There "really is no such thing as 'the future', singular" says Niall Ferguson in his book 'The Ascent of Money’. That neither detains nor deter theorists. The discourse on India’s economy is sprouting green shoots of theories on the future of the economy amidst present realities. To paraphrase Ferguson, the hypotheses of multiple, unforeseeable futures, are armed with the capacity to surprise.
This Tuesday, the Finance Minister told the audience at a virtual conference that as per high frequency indicators, ‘green shoots’ of recovery are visible and that the government was watching and acting. On Thursday, the economic affairs secretary speaking at a FICCI conference cited better advance tax collections to aver that ‘contraction in the economy may not be as much as some are expecting’ and claimed the country could see a ‘V-shaped recovery’ in 2021.
Interpretations of data can only be validated by historians. After all, the observed is but one splice of what is observable. For those here and now, what is significant is that the observations arrive without the expected feel good factor. The optimistic prognosis has raised eyebrows — particularly in the context of the surge in number of COVID-19 cases and repeated lockdowns across states. More critically, interpretation of data militates against interpretations of others.
Reports released over the past few weeks, including those by banks and agencies, present a contrasting picture. On July 16, rating agency ICRA revised its forecast and estimated that the economy will contract by as much as 9.5 per cent, deeper than its earlier assessment of 5 per cent. The literature of the shape of recovery has drawn from vivid imagination and is a choice from a soup of alphabets V, W, U, L and even shapes of logos of Nike and Li Ning. ICRA estimates “The timeline for a firmer recovery out of the contractionary phase is now being pushed ahead to at least Q4 FY2021 from Q3 FY2021.”

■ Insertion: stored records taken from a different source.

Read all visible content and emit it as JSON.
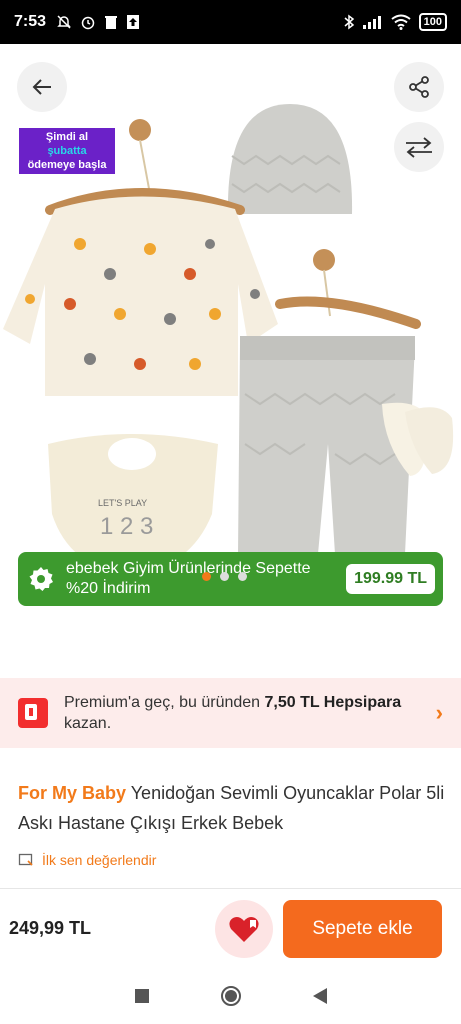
{
  "status_bar": {
    "time": "7:53",
    "battery": "100"
  },
  "promo_badge": {
    "line1": "Şimdi al",
    "line2": "şubatta",
    "line3": "ödemeye başla"
  },
  "discount_banner": {
    "text": "ebebek Giyim Ürünlerinde Sepette %20  İndirim",
    "price": "199.99 TL"
  },
  "gallery": {
    "total_images": 3,
    "active_index": 0
  },
  "premium": {
    "prefix": "Premium'a geç, bu üründen ",
    "amount": "7,50 TL Hepsipara",
    "suffix": " kazan."
  },
  "product": {
    "brand": "For My Baby",
    "name": " Yenidoğan Sevimli Oyuncaklar Polar 5li Askı Hastane Çıkışı Erkek Bebek",
    "rate_label": "İlk sen değerlendir"
  },
  "buy_bar": {
    "price": "249,99 TL",
    "add_to_cart": "Sepete ekle"
  },
  "colors": {
    "accent": "#f27a1a",
    "discount_green": "#3d9a2e",
    "promo_purple": "#6b21c8",
    "premium_bg": "#fdeceb"
  }
}
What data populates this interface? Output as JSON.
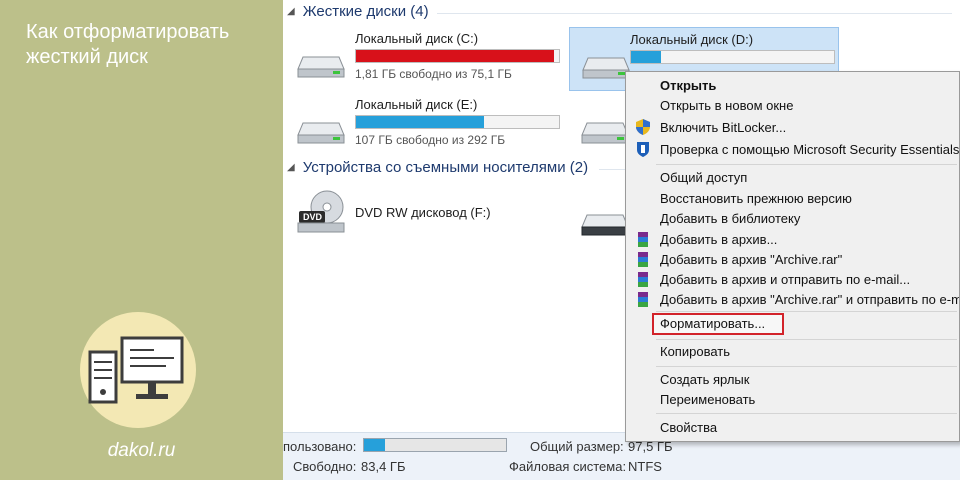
{
  "banner": {
    "title": "Как отформатировать жесткий диск",
    "site": "dakol.ru"
  },
  "hard_drives_group": {
    "title": "Жесткие диски (4)"
  },
  "drives": [
    {
      "name": "Локальный диск (C:)",
      "free": "1,81 ГБ свободно из 75,1 ГБ",
      "used_fraction": 0.976,
      "bar_color": "#d8111a"
    },
    {
      "name": "Локальный диск (D:)",
      "free": "",
      "used_fraction": 0.15,
      "bar_color": "#26a0da"
    },
    {
      "name": "Локальный диск (E:)",
      "free": "107 ГБ свободно из 292 ГБ",
      "used_fraction": 0.63,
      "bar_color": "#26a0da"
    }
  ],
  "removable_group": {
    "title": "Устройства со съемными носителями (2)"
  },
  "dvd": {
    "name": "DVD RW дисковод (F:)"
  },
  "status": {
    "used_label": "пользовано:",
    "used_fraction": 0.15,
    "free_label": "Свободно:",
    "free_value": "83,4 ГБ",
    "total_label": "Общий размер:",
    "total_value": "97,5 ГБ",
    "fs_label": "Файловая система:",
    "fs_value": "NTFS"
  },
  "context_menu": {
    "open": "Открыть",
    "open_new_window": "Открыть в новом окне",
    "bitlocker": "Включить BitLocker...",
    "mse_scan": "Проверка с помощью Microsoft Security Essentials...",
    "sharing": "Общий доступ",
    "restore": "Восстановить прежнюю версию",
    "add_library": "Добавить в библиотеку",
    "add_archive": "Добавить в архив...",
    "add_archive_rar": "Добавить в архив \"Archive.rar\"",
    "add_archive_email": "Добавить в архив и отправить по e-mail...",
    "add_archive_rar_email": "Добавить в архив \"Archive.rar\" и отправить по e-mail",
    "format": "Форматировать...",
    "copy": "Копировать",
    "create_shortcut": "Создать ярлык",
    "rename": "Переименовать",
    "properties": "Свойства"
  },
  "colors": {
    "banner_bg": "#bcc08a",
    "highlight": "#d2232a",
    "selection": "#cde3f7"
  }
}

An important data point to measure economic activity is credit — bank credit to commercial sector between April and July is negative at -0.8 per cent compared to same period in 2019-20 and 6.2 per cent year-on-year compared to 11.5 per cent in 2019. On the flip side, banks continue to park their monies in government securities.
Another data point is the fate of loans. This week in its report on Financial Stability, the RBI states under baseline scenario, gross NPAs could rise from 8.5 per cent to 12.5 per cent, the highest in 20 years. Indeed, barring four every parameter on the systemic risk survey is pointing north. There is no mistaking the economy is overwhelmed by the consequences of the pandemic. SBI, in its EcoWrap in the first week of July, observed “we feel no sector is untouched by impact of Covid19” and pointed out that “The pandemic has resulted in unprecedented rating downgrades across sectors. We had 182 upgrades and 2996 downgrades just in the first quarter of FY21.”
There are high-frequency indicators and then there are high-frequency indicators. As per SIAM data, auto sales dropped 51 per cent in June 2020 and TRAI data reveals 8.2 million mobile subscribers exited networks in April. While PMI or the index of purchasing managers has improved following the lifting of lockdown, fact is both manufacturing and services are operating at sub-par levels. Factory activity contracted for a third straight month and services sector activity contracted fourth successive month in June.
What is problematic is not the optimistic forecast but the sanguine approach, the misplaced notion that recovery will come without a meaningful stimulus package. Yes, the government has promised action and it did initiate measures but much of it was focussed on the supply side with RBI doing the heavy lifting – and here again it is yet to craft a plan for the post loan moratorium phase. The fiscal stimulus required to address the decimation of demand is as yet missing.
World over governments are rewriting the general theory of employment, interest and money first conceptualised by John Maynard Keynes. The US and other large economies have written cheques of over $ 4 trillion dollars. Earlier this week, 27 countries in the European Union came together to put together a package of $858-plus billion of which over $400 billion would be issued as grants to member states. Elected representatives in the US are working on a new trillion dollar plan.
Governments choose the policy to suit the context — Keynesianism during recession, Friedman-style monetarism or Austrian-ism to mend ways or plain old bailout as seen in 2008. India’s approach in the face of a severe contraction is curious — the optics of Keynesianism with monetarist characteristics.
The inescapable reality is that the longer an economy punches below potential, the deeper it will drag down its potential growth rate. In an era when human interface is being rapidly retrenched, the unemployed can quickly become unemployable.
Like companies, countries operating below capacity are doomed to dire straits where deficits and debt will overwhelm the economy. Growth is critical — more so for India with 90 crore of its 135 crore in the 15-64 age cohort. The question, therefore, is not whether India can afford to spend but can India afford not to spend.
(Shankkar Aiyar is author of The Gated Republic - India's Public Policy Failures and Private Solutions, Aadhaar: A Biometric History of India’s 12 Digit Revolution, and Accidental India. He can be contacted at firstname.lastname@example.org)